The 2,785 m long street (the tenth longest in the French capital, see List of Parisian routes by length) of variable width, between 10.5 m and 15 m, is flat and parallel to the Seine from which it is only a few hundred metres away.
It begins, in the east, at the crossroads with the rue des Saints-Pères and goes west-northwest, crosses the boulevard Saint-Germain and then resumes due west at the level of the Palais Bourbon, crosses the Esplanade des Invalides, the boulevard de la Tour-Maubourg then the avenue Bosquet and the avenue Rapp; it then turns a little to the south, crosses the avenue de La Bourdonnais before ending in a dead end on the allée Paul-Deschanel on the northeast square of the Eiffel tower.
Origin of the name
In the 12th century, the former university of Paris acquired a territory located along the Seine, west of the Abbey of Saint-Germain-des-Prés to which it previously belonged. This territory was called "Pré-aux-Clercs" (first mentioned in 960): either because students (formerly called "clerics") came to relax during their rest periods, or because the "watch" or review of the subjects of the king of the Basoche took place there every year (this association was only recognized in 1303).
Le Pré-aux-Clercs was also the scene of many duels.
In 1639, the University sold the Pré-aux-Clercs and it was subdivided into a new district of Paris whose main street took the name "rue de l'Université". Later, with the successive extensions of the city, this street was extended to the Champ-de-Mars, crossing the Esplanade des Invalides. The street ran along an arm of the Seine until the connection of the former île des Cygnes at the end of the 18th century.
Until 1838, the rue de l'Université was composed of two distinct parts:
- the first, between the rue des Saints-Pères and rue d'Iéna, bore the name "rue de l'Université";
- the second part, from the Rue d'Austerlitz (Paris) to the avenue de La Bourdonnais, was called "rue de l'Université-au-Gros-Caillou".
A prefectoral decree of 31 August 1838 prescribes the reunion of these two parties under the same name of "rue de l'Université".
Robert Debré lived at No 5 from 1926 to 1978.
Berty Albrecht lived at No 16.
Talleyrand lived at No 7 in 1790.

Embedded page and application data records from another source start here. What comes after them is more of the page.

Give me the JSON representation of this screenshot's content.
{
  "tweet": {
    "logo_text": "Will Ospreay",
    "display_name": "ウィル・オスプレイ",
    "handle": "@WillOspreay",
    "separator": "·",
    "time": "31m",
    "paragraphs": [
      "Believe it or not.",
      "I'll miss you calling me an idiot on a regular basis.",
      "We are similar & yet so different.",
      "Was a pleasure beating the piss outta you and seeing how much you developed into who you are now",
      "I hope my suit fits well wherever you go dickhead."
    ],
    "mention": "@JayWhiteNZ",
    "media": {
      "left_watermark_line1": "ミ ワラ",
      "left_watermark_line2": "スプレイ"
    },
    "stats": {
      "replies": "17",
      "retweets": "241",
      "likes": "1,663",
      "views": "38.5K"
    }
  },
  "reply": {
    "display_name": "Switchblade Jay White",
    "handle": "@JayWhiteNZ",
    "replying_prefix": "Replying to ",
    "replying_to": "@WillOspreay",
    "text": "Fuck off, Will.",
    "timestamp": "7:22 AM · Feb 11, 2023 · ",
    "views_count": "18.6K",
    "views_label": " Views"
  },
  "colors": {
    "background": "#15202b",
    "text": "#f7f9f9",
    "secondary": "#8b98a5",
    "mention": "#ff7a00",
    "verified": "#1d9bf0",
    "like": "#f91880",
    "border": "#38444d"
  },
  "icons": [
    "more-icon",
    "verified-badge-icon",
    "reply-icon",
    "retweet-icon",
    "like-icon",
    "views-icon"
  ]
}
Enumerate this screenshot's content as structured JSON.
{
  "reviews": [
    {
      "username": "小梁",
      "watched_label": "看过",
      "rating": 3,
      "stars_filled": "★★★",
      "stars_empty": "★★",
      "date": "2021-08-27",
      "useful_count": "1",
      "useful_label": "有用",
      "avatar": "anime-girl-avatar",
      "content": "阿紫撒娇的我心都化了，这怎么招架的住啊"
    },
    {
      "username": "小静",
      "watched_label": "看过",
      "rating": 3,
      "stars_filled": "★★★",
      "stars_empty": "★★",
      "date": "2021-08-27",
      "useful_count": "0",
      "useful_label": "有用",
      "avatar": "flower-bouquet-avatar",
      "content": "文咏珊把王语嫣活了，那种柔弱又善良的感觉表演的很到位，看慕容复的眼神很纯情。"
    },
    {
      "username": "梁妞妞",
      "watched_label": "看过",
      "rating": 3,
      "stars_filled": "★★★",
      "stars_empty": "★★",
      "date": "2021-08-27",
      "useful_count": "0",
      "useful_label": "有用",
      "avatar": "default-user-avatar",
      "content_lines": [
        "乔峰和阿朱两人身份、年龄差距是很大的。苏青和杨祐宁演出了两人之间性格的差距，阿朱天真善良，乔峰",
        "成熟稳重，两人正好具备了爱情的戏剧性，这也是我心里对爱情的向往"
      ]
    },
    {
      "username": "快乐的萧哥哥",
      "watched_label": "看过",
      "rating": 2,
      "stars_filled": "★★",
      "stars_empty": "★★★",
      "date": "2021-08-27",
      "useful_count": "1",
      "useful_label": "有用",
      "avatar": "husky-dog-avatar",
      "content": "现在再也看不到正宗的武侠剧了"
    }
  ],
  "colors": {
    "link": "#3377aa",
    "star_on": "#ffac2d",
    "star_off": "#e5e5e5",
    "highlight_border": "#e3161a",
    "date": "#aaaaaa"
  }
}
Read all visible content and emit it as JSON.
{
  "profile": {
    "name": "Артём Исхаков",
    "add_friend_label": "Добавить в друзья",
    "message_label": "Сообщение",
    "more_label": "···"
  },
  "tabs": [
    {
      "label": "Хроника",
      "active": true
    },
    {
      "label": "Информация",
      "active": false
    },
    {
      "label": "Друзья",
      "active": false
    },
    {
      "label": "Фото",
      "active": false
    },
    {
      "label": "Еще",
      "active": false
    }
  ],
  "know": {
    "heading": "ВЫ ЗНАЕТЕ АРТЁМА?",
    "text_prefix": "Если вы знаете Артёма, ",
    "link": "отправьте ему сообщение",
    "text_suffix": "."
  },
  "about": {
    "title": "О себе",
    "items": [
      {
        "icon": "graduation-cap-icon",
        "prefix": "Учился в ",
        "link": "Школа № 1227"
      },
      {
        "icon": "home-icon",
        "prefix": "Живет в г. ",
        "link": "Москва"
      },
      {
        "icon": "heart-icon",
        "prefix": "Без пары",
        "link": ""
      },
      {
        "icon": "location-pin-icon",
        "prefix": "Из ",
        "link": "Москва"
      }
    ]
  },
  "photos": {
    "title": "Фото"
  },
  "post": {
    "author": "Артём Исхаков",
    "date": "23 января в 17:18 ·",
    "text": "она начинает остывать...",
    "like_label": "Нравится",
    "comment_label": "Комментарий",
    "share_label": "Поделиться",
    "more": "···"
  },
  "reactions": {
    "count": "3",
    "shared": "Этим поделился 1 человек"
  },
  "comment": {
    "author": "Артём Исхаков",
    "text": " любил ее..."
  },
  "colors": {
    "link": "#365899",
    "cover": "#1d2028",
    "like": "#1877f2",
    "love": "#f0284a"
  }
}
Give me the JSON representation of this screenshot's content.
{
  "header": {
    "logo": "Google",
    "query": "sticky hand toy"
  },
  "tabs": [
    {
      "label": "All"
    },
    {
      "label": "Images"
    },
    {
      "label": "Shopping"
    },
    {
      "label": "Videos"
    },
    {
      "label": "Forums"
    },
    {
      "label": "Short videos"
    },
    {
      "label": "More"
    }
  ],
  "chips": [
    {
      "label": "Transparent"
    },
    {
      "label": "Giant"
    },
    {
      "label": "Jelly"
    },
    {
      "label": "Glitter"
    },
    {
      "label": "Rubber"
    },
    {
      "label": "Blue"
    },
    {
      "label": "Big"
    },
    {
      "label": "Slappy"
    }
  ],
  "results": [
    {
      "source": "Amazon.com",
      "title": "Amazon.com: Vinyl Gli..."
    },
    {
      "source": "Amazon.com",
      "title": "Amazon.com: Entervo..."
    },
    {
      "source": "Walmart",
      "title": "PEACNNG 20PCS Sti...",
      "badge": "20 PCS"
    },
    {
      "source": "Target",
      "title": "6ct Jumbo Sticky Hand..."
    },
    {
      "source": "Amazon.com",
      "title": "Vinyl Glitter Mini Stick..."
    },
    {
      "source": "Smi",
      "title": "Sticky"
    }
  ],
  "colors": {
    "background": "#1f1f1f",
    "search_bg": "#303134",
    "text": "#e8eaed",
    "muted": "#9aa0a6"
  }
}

Alexandre Dumas lived in the street from 1829 to 1831.
Alphonse Daudet died at No 41 16 December 1897.
Conrad Busken Huet died at No 107 on 1 May 1886.
Turgot spent the end of his life at No 108 and died there 18 March 1781.
- Félix and Louis Lazare, Dictionnaire administratif et historique des rues de Paris et de ses monuments.
- Jacques Hillairet, Dictionnaire historique des rues de Paris.
- Félix et Louis Lazare, Dictionnaire administratif et historique des rues de Paris et de ses monuments.
- Jean de La Tynna, Dictionnaire topographique, étymologique et historique des rues de Paris.